Publication at First Faculty of Medicine |


Objective: To assess risk factors for anxiety and depression among pregnant women during the COVID-19 pandemic using Mind-COVID, a prospective cross-sectional study that compares outcomes in middle-income economies and high-income economies. Methods: A total of 7102 pregnant women from 12 high-income economies and nine middle-income economies were included.

The web-based survey used two standardized instruments, General Anxiety Disorder-7 (GAD-7) and Patient Health Questionnaire–9 (PHQ-9). Result: Pregnant women in high-income economies reported higher PHQ-9 (0.18 standard deviation [SD], P < 0.001) and GAD-7 (0.08 SD, P = 0.005) scores than those living in middle-income economies.

Multivariate regression analysis showed that increasing PHQ-9 and GAD-7 scales were associated with mental health problems during pregnancy and the need for psychiatric treatment before pregnancy. PHQ-9 was associated with a feeling of burden related to restrictions in social distancing, and access to leisure activities.

GAD-7 scores were associated with a pregnancy-related complication, fear of adverse outcomes in children related to COVID-19, and feeling of burden related to finances. Conclusions: According to this study, the imposed public health measures and hospital restrictions have left pregnant women more vulnerable during these difficult times.

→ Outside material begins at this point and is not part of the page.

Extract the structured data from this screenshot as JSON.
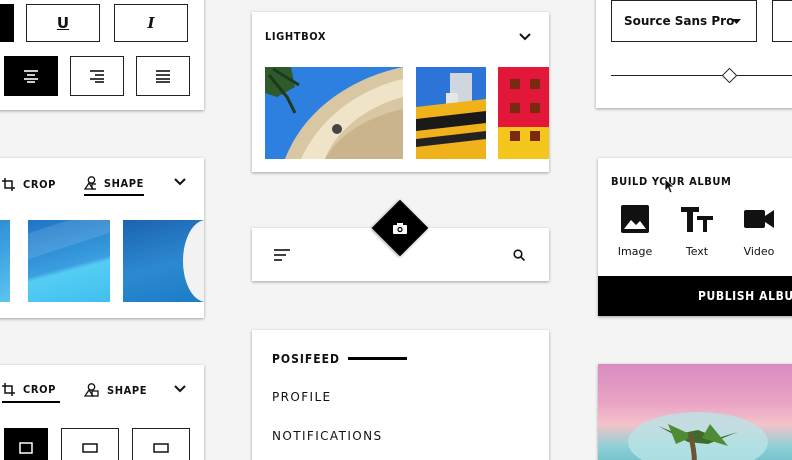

Adequate partner and family support during pregnancy and childbirth can be one of the most important protective factors against anxiety and depression, regardless of national economic status.